#### What you have to do
Please retype the records below exactly as they appear, leaving out every picture.

#### Data for review
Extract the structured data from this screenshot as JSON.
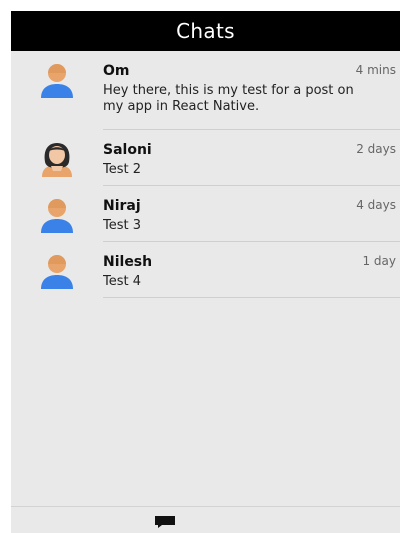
{
  "header": {
    "title": "Chats"
  },
  "chats": [
    {
      "name": "Om",
      "time": "4 mins",
      "message_lines": [
        "Hey there, this is my test for a post on",
        "my app in React Native."
      ],
      "avatar": "male-avatar-icon"
    },
    {
      "name": "Saloni",
      "time": "2 days",
      "message": "Test 2",
      "avatar": "female-avatar-icon"
    },
    {
      "name": "Niraj",
      "time": "4 days",
      "message": "Test 3",
      "avatar": "male-avatar-icon"
    },
    {
      "name": "Nilesh",
      "time": "1 day",
      "message": "Test 4",
      "avatar": "male-avatar-icon"
    }
  ],
  "footer": {
    "tab_icon": "chat-bubble-icon"
  },
  "colors": {
    "header_bg": "#000000",
    "body_bg": "#e9e9e9",
    "avatar_skin": "#e8a46a",
    "avatar_shirt": "#3b82e8"
  }
}
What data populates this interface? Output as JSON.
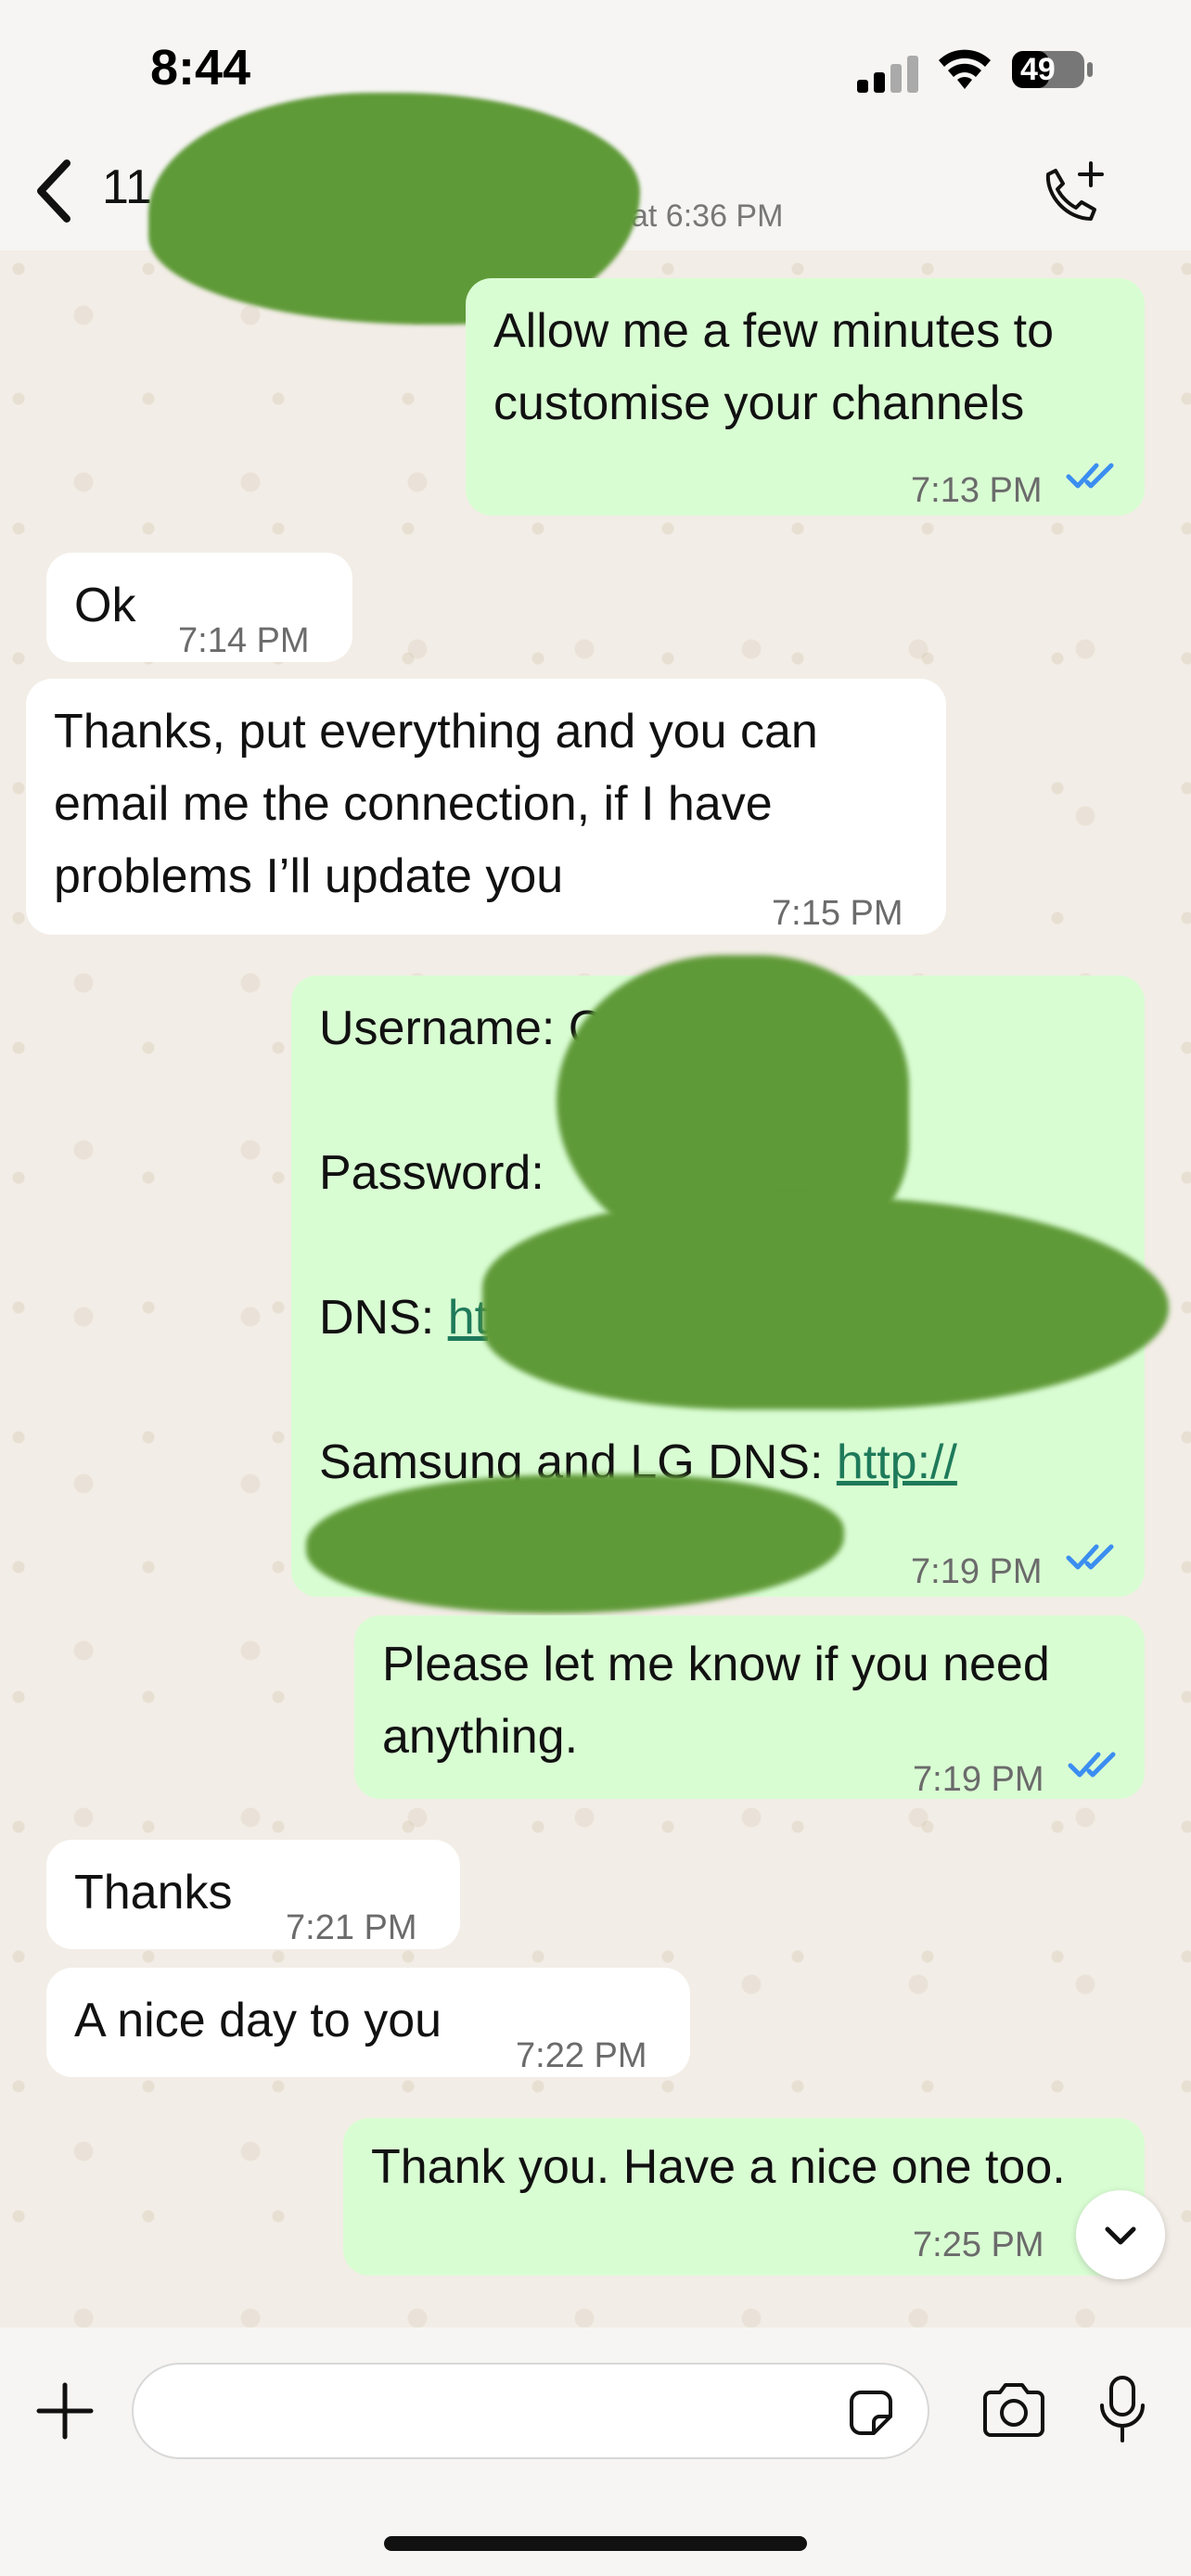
{
  "status_bar": {
    "time": "8:44",
    "battery": "49"
  },
  "header": {
    "contact": "11",
    "subtitle": "at 6:36 PM"
  },
  "messages": [
    {
      "dir": "out",
      "lines": [
        "Allow me a few minutes to",
        "customise your channels"
      ],
      "time": "7:13 PM"
    },
    {
      "dir": "in",
      "lines": [
        "Ok"
      ],
      "time": "7:14 PM"
    },
    {
      "dir": "in",
      "lines": [
        "Thanks, put everything and you can",
        "email me the connection, if I have",
        "problems I’ll update you"
      ],
      "time": "7:15 PM"
    },
    {
      "dir": "out",
      "username_label": "Username: C",
      "password_label": "Password:",
      "dns_label": "DNS: ",
      "dns_link": "ht",
      "samsung_label": "Samsung and LG DNS: ",
      "samsung_link": "http://",
      "time": "7:19 PM"
    },
    {
      "dir": "out",
      "lines": [
        "Please let me know if you need",
        "anything."
      ],
      "time": "7:19 PM"
    },
    {
      "dir": "in",
      "lines": [
        "Thanks"
      ],
      "time": "7:21 PM"
    },
    {
      "dir": "in",
      "lines": [
        "A nice day to you"
      ],
      "time": "7:22 PM"
    },
    {
      "dir": "out",
      "lines": [
        "Thank you. Have a nice one too."
      ],
      "time": "7:25 PM"
    }
  ],
  "composer": {
    "placeholder": ""
  },
  "colors": {
    "outgoing": "#d9fdd3",
    "incoming": "#ffffff",
    "read_ticks": "#3b8ef0",
    "redaction": "#5f9a38"
  },
  "icons": [
    "back-chevron-icon",
    "add-call-icon",
    "plus-icon",
    "sticker-icon",
    "camera-icon",
    "microphone-icon",
    "chevron-down-icon",
    "signal-icon",
    "wifi-icon",
    "battery-icon",
    "read-ticks-icon"
  ]
}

#### Response for this exercise
Extract the structured data from this screenshot as JSON.
{
  "header": {
    "title": "Chats"
  },
  "chats": [
    {
      "name": "Om",
      "time": "4 mins",
      "message_lines": [
        "Hey there, this is my test for a post on",
        "my app in React Native."
      ],
      "avatar": "male-avatar-icon"
    },
    {
      "name": "Saloni",
      "time": "2 days",
      "message": "Test 2",
      "avatar": "female-avatar-icon"
    },
    {
      "name": "Niraj",
      "time": "4 days",
      "message": "Test 3",
      "avatar": "male-avatar-icon"
    },
    {
      "name": "Nilesh",
      "time": "1 day",
      "message": "Test 4",
      "avatar": "male-avatar-icon"
    }
  ],
  "footer": {
    "tab_icon": "chat-bubble-icon"
  },
  "colors": {
    "header_bg": "#000000",
    "body_bg": "#e9e9e9",
    "avatar_skin": "#e8a46a",
    "avatar_shirt": "#3b82e8"
  }
}
What data populates this interface? Output as JSON.
{
  "status_bar": {
    "time": "8:44",
    "battery": "49"
  },
  "header": {
    "contact": "11",
    "subtitle": "at 6:36 PM"
  },
  "messages": [
    {
      "dir": "out",
      "lines": [
        "Allow me a few minutes to",
        "customise your channels"
      ],
      "time": "7:13 PM"
    },
    {
      "dir": "in",
      "lines": [
        "Ok"
      ],
      "time": "7:14 PM"
    },
    {
      "dir": "in",
      "lines": [
        "Thanks, put everything and you can",
        "email me the connection, if I have",
        "problems I’ll update you"
      ],
      "time": "7:15 PM"
    },
    {
      "dir": "out",
      "username_label": "Username: C",
      "password_label": "Password:",
      "dns_label": "DNS: ",
      "dns_link": "ht",
      "samsung_label": "Samsung and LG DNS: ",
      "samsung_link": "http://",
      "time": "7:19 PM"
    },
    {
      "dir": "out",
      "lines": [
        "Please let me know if you need",
        "anything."
      ],
      "time": "7:19 PM"
    },
    {
      "dir": "in",
      "lines": [
        "Thanks"
      ],
      "time": "7:21 PM"
    },
    {
      "dir": "in",
      "lines": [
        "A nice day to you"
      ],
      "time": "7:22 PM"
    },
    {
      "dir": "out",
      "lines": [
        "Thank you. Have a nice one too."
      ],
      "time": "7:25 PM"
    }
  ],
  "composer": {
    "placeholder": ""
  },
  "colors": {
    "outgoing": "#d9fdd3",
    "incoming": "#ffffff",
    "read_ticks": "#3b8ef0",
    "redaction": "#5f9a38"
  },
  "icons": [
    "back-chevron-icon",
    "add-call-icon",
    "plus-icon",
    "sticker-icon",
    "camera-icon",
    "microphone-icon",
    "chevron-down-icon",
    "signal-icon",
    "wifi-icon",
    "battery-icon",
    "read-ticks-icon"
  ]
}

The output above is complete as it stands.